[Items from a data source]
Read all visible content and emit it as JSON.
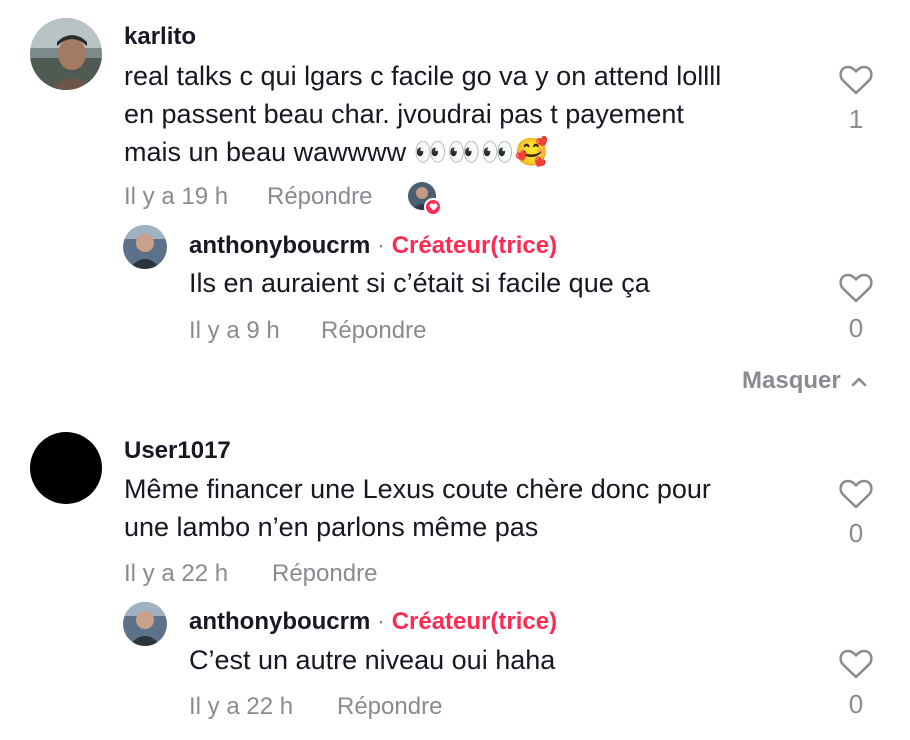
{
  "comments": [
    {
      "username": "karlito",
      "text_line1": "real talks c qui lgars c facile go va y on attend lollll",
      "text_line2": "en passent beau char. jvoudrai pas t payement",
      "text_line3": "mais un beau wawwww 👀👀👀🥰",
      "time": "Il y a 19 h",
      "reply_label": "Répondre",
      "likes": "1",
      "reply": {
        "username": "anthonyboucrm",
        "separator": "·",
        "badge": "Créateur(trice)",
        "text": "Ils en auraient si c’était si facile que ça",
        "time": "Il y a 9 h",
        "reply_label": "Répondre",
        "likes": "0"
      }
    },
    {
      "username": "User1017",
      "text_line1": "Même financer une Lexus coute chère donc pour",
      "text_line2": "une lambo n’en parlons même pas",
      "time": "Il y a 22 h",
      "reply_label": "Répondre",
      "likes": "0",
      "reply": {
        "username": "anthonyboucrm",
        "separator": "·",
        "badge": "Créateur(trice)",
        "text": "C’est un autre niveau oui haha",
        "time": "Il y a 22 h",
        "reply_label": "Répondre",
        "likes": "0"
      }
    }
  ],
  "masquer_label": "Masquer",
  "colors": {
    "creator": "#fe2c55",
    "muted": "#8a8b91",
    "text": "#161823"
  },
  "icons": [
    "heart-outline-icon",
    "chevron-up-icon",
    "creator-liked-heart-icon"
  ]
}
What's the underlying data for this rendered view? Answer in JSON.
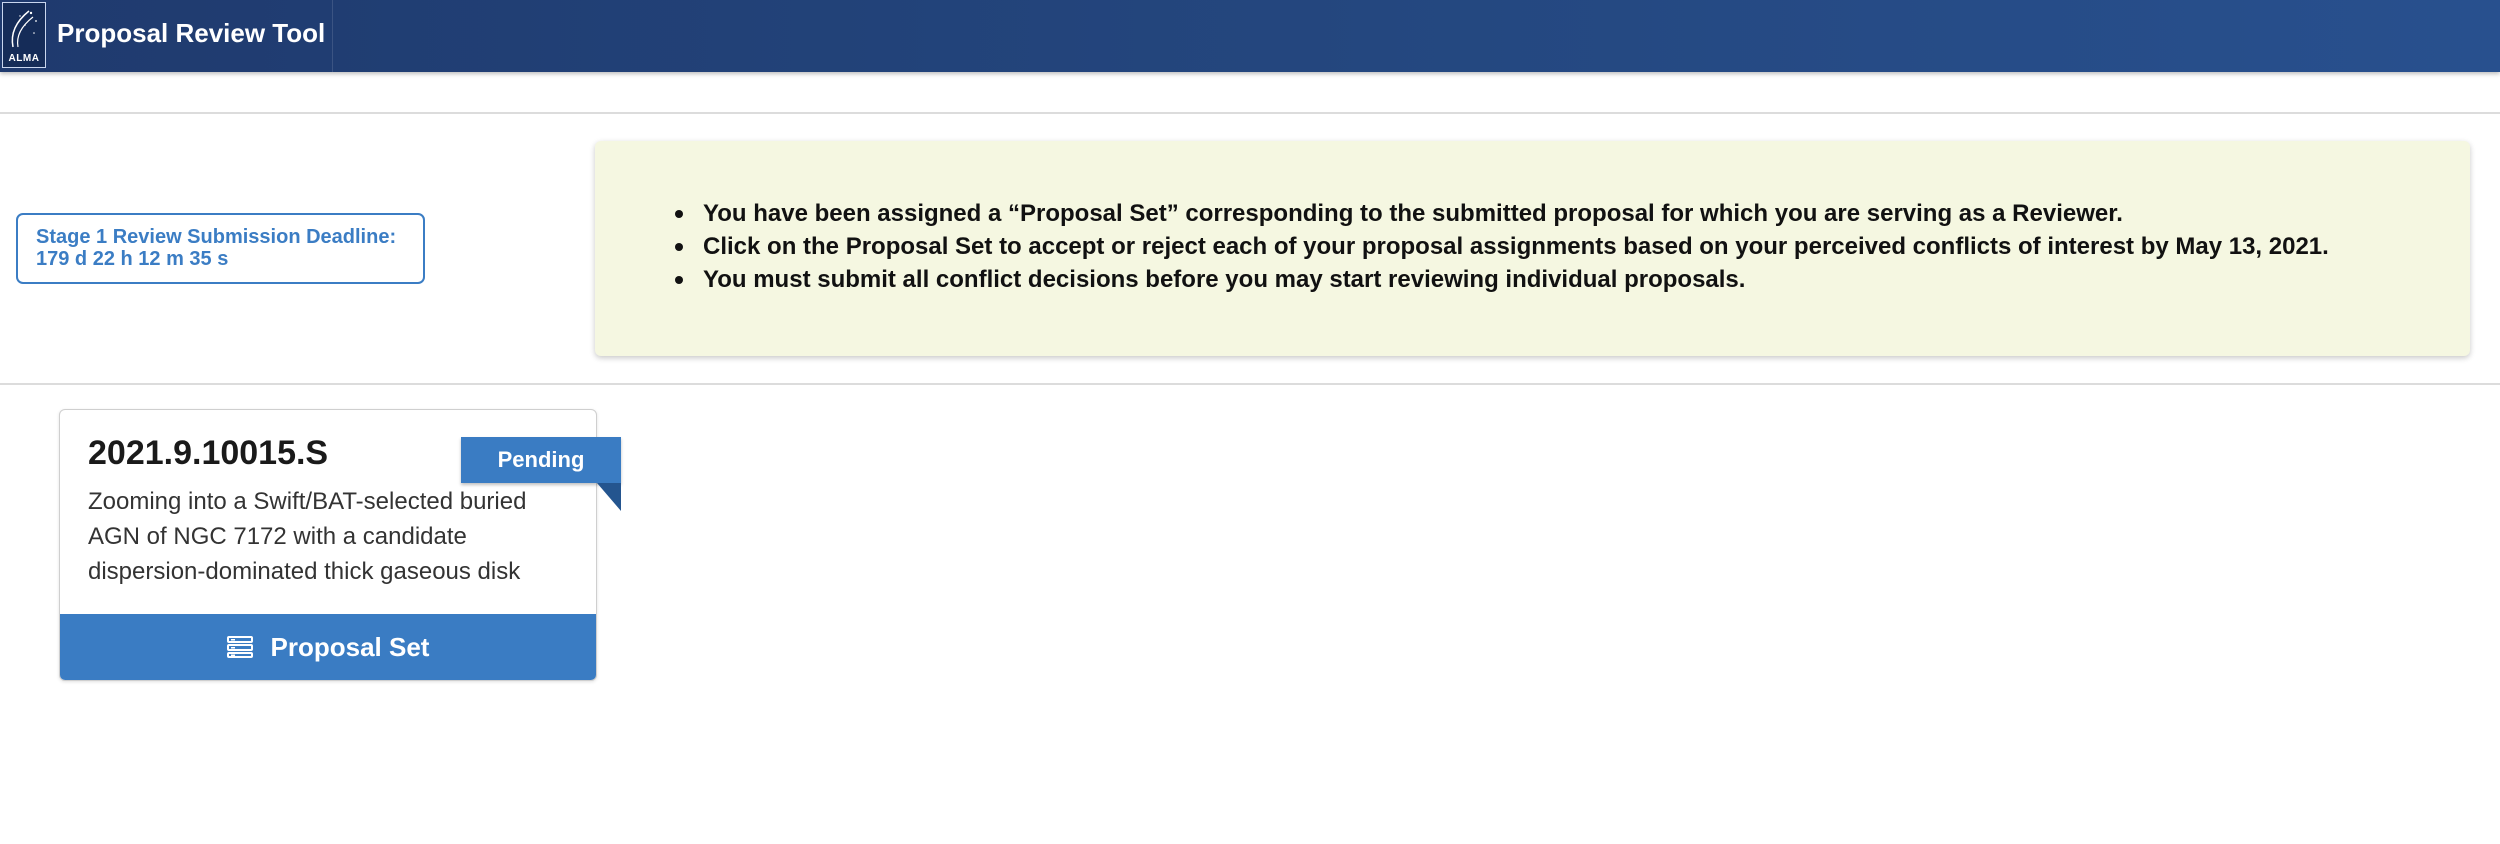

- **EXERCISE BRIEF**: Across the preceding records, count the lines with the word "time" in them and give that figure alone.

- **SOLUTION BELOW**: 4